Al Mazzo Sr.
My dad was a retired cbs engineer who sadly passed away on April 16, 2000 in Lake Worth, Florida. He is survived by his wife, Josie and children, Paul, Joe, Jr., Sandra and Joanne. I'd like to hear from anyone who remembers my dad and in particular one of the producers from See it Now, Joe Wershba.
Paul Cook

Monday, January 09, 2006


The only survivor of the January 3 mine explosion in Tallmansville, West Virginia is Randal McCloy Jr, KC8VKZ, of Philippi, West Virginia. At press time, he was listed in critical condition at Allegheny General Hospital in Pittsburgh, where he is undergoing specialized treatment. Hams may wish to send a note of support on a QSL card to Randal McCloy Jr, KC8VKZ, PO Box 223, Philippi, WV 26435.

Tuesday, January 03, 2006

This, for New Yorker residents. Today I cancelled my wife's Medicare Part Ddeduction. I spoke to Tim at EPIC & found out how I can save more on mydrugs. Using just Epic, with prescriptions written for 100 pills ( one aday three months +) it costs a minimum of $3.00 & a maximum of $20.00 perprescription, much less then Medco the drug company used by Preferred CareGold, my great, ($16.43 per month, check out the coverage), insurancecarrier. I still have a yearly EPIC deductible, based on last yearsearnings, but it's a lot less than the $420.00 I'd have to pay Medicare.

Goody Freed

Monday, January 02, 2006

In partial answer to Lee Levy's letter about Medicare Part D. Anyone living in New York should be sure to sign up for EPIC if they haven't already, it's a must & it's free. If you have Epic then you can delay signing up for Part D with no penalty. If you take no medications, then signing up for Part D doesn't seem to be necessary at this time. If the CBS plan covers drugs, then you may not have a penalty either. What does your Medical Insurer recommend? Be careful, if you sign up with some independent drug discount company, you could lose all of your primary insurance coverage.

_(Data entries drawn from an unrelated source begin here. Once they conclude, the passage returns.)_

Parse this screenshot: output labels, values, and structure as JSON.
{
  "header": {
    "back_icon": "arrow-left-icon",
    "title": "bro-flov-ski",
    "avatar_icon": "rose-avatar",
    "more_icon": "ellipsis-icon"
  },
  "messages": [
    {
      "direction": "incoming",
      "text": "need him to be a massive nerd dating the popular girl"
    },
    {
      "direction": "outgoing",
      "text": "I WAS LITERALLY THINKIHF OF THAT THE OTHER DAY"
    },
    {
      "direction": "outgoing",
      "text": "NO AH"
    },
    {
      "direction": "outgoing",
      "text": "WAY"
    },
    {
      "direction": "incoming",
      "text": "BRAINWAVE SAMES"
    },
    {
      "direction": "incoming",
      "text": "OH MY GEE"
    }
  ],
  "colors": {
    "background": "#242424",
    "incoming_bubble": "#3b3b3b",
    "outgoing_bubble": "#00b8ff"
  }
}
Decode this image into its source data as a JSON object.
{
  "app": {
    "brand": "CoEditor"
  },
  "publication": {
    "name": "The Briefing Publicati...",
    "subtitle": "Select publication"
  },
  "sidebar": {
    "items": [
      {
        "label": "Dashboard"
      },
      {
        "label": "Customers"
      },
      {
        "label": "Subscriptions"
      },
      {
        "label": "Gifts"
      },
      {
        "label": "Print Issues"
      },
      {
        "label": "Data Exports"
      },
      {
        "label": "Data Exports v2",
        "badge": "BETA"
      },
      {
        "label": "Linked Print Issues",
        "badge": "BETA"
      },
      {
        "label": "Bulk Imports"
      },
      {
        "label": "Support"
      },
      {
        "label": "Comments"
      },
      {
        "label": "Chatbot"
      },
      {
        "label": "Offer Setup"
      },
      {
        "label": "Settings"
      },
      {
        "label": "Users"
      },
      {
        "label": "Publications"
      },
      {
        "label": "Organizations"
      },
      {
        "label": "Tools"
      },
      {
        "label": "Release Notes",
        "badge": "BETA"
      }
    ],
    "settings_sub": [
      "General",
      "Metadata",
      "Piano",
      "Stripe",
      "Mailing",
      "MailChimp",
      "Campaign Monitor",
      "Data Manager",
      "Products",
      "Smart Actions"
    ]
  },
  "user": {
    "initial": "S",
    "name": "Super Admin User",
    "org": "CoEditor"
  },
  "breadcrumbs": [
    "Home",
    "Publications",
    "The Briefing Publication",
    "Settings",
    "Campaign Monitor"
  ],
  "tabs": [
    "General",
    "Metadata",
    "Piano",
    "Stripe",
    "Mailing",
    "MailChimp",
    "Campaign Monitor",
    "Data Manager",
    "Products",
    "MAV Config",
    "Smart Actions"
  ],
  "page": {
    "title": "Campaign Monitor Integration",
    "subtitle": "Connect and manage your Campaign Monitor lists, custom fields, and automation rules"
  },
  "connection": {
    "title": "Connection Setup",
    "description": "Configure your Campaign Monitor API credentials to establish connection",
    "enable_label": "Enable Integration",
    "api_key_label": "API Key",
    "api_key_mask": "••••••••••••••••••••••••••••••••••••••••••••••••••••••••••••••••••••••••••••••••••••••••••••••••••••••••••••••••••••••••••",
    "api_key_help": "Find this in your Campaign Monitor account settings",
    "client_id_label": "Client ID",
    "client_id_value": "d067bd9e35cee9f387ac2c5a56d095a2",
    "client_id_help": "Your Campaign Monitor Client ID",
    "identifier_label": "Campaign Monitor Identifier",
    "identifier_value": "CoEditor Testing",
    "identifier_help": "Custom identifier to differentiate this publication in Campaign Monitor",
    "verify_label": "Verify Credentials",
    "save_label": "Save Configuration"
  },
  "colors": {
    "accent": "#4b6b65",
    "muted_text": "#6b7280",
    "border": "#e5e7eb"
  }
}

I have Preferred Care Gold & that is what I was told. They handle the Part D for my wife.
Goody Freed